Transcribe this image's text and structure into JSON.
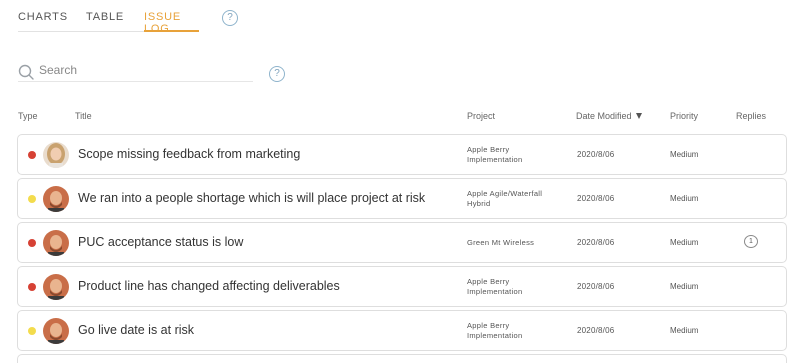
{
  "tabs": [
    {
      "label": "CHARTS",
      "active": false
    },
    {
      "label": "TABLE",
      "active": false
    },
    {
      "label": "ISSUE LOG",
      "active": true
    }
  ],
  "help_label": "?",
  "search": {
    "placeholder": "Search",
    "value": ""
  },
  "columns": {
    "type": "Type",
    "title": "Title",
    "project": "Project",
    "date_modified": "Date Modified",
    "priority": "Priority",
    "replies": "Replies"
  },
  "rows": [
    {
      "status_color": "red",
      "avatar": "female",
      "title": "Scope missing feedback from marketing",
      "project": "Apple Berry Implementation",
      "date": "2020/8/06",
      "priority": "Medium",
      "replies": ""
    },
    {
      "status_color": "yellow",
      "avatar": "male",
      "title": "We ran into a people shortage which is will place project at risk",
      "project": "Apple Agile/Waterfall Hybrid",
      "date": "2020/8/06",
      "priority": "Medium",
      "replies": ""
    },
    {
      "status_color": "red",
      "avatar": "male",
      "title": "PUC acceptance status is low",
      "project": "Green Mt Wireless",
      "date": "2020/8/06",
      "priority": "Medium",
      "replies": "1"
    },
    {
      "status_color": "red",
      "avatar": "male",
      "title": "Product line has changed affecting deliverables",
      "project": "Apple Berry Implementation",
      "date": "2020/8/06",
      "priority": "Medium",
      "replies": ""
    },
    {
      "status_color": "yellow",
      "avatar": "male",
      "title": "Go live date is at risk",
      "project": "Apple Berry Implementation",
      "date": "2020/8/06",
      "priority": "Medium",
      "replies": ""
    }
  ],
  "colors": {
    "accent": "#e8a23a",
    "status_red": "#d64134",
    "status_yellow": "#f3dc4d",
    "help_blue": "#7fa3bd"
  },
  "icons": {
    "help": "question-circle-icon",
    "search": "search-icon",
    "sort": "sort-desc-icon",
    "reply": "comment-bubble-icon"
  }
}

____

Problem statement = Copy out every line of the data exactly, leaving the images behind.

Task output =
Transcribe this image's text and structure into JSON.
{
  "tabs": [
    {
      "label": "CHARTS",
      "active": false
    },
    {
      "label": "TABLE",
      "active": false
    },
    {
      "label": "ISSUE LOG",
      "active": true
    }
  ],
  "help_label": "?",
  "search": {
    "placeholder": "Search",
    "value": ""
  },
  "columns": {
    "type": "Type",
    "title": "Title",
    "project": "Project",
    "date_modified": "Date Modified",
    "priority": "Priority",
    "replies": "Replies"
  },
  "rows": [
    {
      "status_color": "red",
      "avatar": "female",
      "title": "Scope missing feedback from marketing",
      "project": "Apple Berry Implementation",
      "date": "2020/8/06",
      "priority": "Medium",
      "replies": ""
    },
    {
      "status_color": "yellow",
      "avatar": "male",
      "title": "We ran into a people shortage which is will place project at risk",
      "project": "Apple Agile/Waterfall Hybrid",
      "date": "2020/8/06",
      "priority": "Medium",
      "replies": ""
    },
    {
      "status_color": "red",
      "avatar": "male",
      "title": "PUC acceptance status is low",
      "project": "Green Mt Wireless",
      "date": "2020/8/06",
      "priority": "Medium",
      "replies": "1"
    },
    {
      "status_color": "red",
      "avatar": "male",
      "title": "Product line has changed affecting deliverables",
      "project": "Apple Berry Implementation",
      "date": "2020/8/06",
      "priority": "Medium",
      "replies": ""
    },
    {
      "status_color": "yellow",
      "avatar": "male",
      "title": "Go live date is at risk",
      "project": "Apple Berry Implementation",
      "date": "2020/8/06",
      "priority": "Medium",
      "replies": ""
    }
  ],
  "colors": {
    "accent": "#e8a23a",
    "status_red": "#d64134",
    "status_yellow": "#f3dc4d",
    "help_blue": "#7fa3bd"
  },
  "icons": {
    "help": "question-circle-icon",
    "search": "search-icon",
    "sort": "sort-desc-icon",
    "reply": "comment-bubble-icon"
  }
}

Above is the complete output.